- Know the facts. Report as much information as possible including names, dates, times, location of documents, etc. without embellishing any facts. It is better to understate than over report. Do not act on rumors.
- To avoid recriminations or retaliation the asset must stay anonymous. However, information from an anonymous whistleblower maybe treated substantially different than information from a known source. Anonymous information may not be acted upon even if it involves serious criminal allegations. This is true whether the information is reported to the organization in which the wrongdoing took place or an outside organization.

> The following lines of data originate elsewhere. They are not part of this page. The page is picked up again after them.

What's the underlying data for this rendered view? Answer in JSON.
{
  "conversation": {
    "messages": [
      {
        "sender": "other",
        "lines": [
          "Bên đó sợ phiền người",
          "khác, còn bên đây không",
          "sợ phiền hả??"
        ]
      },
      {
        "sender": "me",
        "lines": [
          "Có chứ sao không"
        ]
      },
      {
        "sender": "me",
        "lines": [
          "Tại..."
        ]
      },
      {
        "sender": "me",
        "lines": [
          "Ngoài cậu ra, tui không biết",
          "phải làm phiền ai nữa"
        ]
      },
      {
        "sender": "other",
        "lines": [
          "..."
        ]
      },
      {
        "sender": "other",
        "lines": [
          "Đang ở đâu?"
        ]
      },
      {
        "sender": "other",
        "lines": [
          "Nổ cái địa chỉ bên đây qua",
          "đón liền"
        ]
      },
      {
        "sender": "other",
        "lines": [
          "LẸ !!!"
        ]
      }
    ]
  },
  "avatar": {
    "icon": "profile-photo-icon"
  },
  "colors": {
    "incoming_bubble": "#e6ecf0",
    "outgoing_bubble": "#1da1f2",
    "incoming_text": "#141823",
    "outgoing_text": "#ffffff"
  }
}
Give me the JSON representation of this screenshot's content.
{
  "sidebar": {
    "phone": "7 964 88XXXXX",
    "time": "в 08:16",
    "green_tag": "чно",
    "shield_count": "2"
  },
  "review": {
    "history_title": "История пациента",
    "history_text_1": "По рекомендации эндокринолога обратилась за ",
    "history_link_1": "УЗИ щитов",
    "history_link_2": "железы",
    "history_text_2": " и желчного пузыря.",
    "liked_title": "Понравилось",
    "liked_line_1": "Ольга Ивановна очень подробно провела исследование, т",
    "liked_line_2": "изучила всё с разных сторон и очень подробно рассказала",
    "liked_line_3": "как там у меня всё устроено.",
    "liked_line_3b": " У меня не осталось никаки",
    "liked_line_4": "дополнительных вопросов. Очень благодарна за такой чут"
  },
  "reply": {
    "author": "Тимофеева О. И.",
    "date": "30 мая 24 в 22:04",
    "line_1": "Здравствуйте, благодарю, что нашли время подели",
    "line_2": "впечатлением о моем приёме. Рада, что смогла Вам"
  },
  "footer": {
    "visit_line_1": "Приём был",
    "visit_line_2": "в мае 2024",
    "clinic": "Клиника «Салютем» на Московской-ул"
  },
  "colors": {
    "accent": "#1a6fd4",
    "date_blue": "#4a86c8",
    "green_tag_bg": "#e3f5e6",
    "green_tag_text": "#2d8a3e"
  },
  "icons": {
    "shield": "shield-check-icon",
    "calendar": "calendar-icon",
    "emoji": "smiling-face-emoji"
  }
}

However, when reported to an outside organization the information is less likely to be ignored.
Some organizations or individuals who might be interested in and take action on information of corruption within the federal realm are:
- A newspaper or television station
- Congressional representative or Senator
- Office of the United States Attorney
- The Federal Bureau of Investigation
- U.S. Department of Justice – Public Integrity Section
Media and Congressional interests can include criminal violations, but there might also be interest in administrative wrongdoing if it is sufficiently serious or involves high ranking officials. A prosecutor, the Department of Justice or FBI will most likely only take action on probable criminal allegations, although there could be interest in civil sanctions.
- Crime Stoppers USA is a good way to report anonymous information.
The organization operates a secure tip line which technology allows for anonymous reporting. Anonymity is guaranteed if the Crime Stoppers affiliate uses TipSoft®. Check out Crime Stoppers @ http://www.crimestoppersusa.com/ Make sure the affiliate uses TipSoft® before you submit information. Crime Stoppers USA will forward information to any organization specified.
Offices which investigate employee misconduct are professionally trained and managed. However, at times the most ethical individual is placed in a situation beyond their control. If a fair and honest investigation of misconduct is doubtful, an allegation can be forwarded to appropriate authorities outside the control of department leadership.
Remember, report corruption but choose carefully what you report. If you choose to stay anonymous you are protected from repercussions. However, your report may be suspect and therefore not taken seriously.
John F. Hein is an adjunct instructor of criminal justice for the American Public University System and a retired executive of the former U.S. Customs Service. He served 35 years in civilian and military security and law enforcement agencies. He is a member of ASIS International, an association of security professionals, and has been a Certified Protection Professional (CPP) since 2001. He is the author of Inside Internal Affairs: An In-Depth Look at the People, Process and Politics, published by Looseleaf Law Publications, Inc.